# ABOUT THIS EXERCISE
Go through the data below line by line and report how many lines contain "Germany", giving only that figure.

══ EXCERPTED DATA ══

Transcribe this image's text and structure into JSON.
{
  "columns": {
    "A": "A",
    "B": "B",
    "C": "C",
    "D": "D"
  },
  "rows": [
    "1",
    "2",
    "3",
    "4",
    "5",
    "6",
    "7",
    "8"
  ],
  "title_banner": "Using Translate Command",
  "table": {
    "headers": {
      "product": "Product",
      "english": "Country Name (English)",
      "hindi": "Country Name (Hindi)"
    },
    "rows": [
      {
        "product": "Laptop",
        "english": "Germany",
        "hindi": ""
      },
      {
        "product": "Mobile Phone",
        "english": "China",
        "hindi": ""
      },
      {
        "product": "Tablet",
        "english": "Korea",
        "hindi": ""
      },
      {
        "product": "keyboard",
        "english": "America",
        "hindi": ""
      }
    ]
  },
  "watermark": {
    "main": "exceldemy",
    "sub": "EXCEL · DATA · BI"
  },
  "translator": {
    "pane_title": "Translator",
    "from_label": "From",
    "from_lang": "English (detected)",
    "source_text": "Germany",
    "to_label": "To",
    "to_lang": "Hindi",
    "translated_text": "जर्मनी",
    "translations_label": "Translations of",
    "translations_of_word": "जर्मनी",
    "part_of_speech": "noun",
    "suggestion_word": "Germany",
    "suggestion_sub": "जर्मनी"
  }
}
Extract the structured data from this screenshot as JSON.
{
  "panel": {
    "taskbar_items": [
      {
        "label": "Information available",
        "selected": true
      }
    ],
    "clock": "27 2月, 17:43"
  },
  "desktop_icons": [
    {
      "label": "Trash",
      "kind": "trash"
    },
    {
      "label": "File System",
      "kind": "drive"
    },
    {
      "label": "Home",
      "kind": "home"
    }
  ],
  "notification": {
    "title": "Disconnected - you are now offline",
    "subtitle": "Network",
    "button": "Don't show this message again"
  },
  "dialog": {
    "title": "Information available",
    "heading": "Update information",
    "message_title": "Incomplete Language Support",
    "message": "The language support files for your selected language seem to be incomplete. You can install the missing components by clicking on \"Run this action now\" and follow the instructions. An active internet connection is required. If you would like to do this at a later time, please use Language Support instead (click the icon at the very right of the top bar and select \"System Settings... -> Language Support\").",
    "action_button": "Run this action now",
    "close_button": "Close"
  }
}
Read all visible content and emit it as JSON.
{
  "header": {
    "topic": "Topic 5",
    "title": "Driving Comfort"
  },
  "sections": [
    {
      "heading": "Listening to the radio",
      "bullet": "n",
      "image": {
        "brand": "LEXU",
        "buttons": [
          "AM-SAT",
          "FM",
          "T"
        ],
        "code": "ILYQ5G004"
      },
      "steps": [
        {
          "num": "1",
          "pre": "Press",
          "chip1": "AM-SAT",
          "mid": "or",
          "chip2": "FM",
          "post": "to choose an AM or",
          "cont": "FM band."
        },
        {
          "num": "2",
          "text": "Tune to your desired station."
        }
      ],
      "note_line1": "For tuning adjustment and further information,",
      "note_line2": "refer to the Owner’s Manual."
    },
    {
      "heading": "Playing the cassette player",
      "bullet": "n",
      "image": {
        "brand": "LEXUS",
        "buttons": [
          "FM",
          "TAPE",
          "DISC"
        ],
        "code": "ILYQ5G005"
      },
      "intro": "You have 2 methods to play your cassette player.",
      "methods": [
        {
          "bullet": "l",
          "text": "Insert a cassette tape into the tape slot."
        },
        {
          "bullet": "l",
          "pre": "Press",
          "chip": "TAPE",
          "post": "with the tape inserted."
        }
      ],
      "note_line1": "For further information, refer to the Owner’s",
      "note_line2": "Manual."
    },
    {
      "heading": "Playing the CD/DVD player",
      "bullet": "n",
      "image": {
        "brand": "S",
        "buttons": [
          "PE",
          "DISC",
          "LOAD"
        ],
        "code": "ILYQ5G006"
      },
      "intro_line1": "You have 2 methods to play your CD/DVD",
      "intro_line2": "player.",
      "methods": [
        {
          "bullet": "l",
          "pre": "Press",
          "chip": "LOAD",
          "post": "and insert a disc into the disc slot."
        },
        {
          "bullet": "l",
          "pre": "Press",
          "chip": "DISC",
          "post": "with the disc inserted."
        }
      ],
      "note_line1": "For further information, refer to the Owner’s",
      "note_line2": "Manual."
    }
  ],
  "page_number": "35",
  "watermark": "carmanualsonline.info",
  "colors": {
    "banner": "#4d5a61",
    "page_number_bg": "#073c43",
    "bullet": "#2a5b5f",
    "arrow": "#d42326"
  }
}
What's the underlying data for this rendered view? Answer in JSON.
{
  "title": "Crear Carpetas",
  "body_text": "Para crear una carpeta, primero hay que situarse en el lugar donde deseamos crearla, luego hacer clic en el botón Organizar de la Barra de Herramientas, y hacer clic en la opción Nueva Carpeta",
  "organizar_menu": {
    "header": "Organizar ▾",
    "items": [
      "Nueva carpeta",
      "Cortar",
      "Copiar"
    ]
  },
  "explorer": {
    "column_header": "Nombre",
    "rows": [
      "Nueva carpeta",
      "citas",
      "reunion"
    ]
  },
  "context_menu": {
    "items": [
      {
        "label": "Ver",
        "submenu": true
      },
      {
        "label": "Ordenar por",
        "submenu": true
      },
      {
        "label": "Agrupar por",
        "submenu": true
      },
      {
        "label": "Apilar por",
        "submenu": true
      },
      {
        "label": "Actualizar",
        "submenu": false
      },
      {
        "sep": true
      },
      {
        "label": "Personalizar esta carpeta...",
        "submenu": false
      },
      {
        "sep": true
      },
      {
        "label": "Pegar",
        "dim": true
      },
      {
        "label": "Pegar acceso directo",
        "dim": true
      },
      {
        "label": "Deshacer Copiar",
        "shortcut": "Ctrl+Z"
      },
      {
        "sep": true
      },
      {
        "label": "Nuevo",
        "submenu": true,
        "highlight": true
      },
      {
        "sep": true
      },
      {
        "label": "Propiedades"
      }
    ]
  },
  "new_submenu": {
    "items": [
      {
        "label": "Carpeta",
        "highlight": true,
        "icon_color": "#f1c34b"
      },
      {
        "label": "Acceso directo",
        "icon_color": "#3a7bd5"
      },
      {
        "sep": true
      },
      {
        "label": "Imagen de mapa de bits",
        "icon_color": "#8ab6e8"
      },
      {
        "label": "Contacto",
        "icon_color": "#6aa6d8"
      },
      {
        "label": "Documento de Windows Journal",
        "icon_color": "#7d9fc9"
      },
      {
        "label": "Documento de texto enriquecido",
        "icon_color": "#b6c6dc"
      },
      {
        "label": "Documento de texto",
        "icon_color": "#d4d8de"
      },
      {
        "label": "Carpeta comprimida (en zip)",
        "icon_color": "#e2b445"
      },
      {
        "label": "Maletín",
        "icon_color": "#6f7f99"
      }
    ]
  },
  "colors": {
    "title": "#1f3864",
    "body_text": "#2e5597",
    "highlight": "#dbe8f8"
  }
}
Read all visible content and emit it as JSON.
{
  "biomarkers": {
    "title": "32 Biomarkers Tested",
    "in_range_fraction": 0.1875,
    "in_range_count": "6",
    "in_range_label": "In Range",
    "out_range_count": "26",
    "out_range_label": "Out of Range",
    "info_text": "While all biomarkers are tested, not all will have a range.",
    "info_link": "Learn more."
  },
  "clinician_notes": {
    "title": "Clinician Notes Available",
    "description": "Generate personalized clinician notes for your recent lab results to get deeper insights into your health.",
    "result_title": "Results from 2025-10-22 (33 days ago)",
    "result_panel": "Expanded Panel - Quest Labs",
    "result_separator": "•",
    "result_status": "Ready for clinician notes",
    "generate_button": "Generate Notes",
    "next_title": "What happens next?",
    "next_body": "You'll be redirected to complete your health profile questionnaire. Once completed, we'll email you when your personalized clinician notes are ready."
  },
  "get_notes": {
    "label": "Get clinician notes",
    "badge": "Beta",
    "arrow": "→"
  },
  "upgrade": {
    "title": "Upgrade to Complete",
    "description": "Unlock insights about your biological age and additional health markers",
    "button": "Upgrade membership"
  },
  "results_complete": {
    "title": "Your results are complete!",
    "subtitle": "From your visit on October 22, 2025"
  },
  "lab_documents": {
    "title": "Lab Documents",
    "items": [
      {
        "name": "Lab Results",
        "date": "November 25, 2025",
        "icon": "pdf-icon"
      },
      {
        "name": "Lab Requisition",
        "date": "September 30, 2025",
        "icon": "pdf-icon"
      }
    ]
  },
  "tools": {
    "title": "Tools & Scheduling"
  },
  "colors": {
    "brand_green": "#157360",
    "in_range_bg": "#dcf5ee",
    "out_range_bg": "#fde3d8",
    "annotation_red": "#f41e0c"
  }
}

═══

# TASK ANSWER
3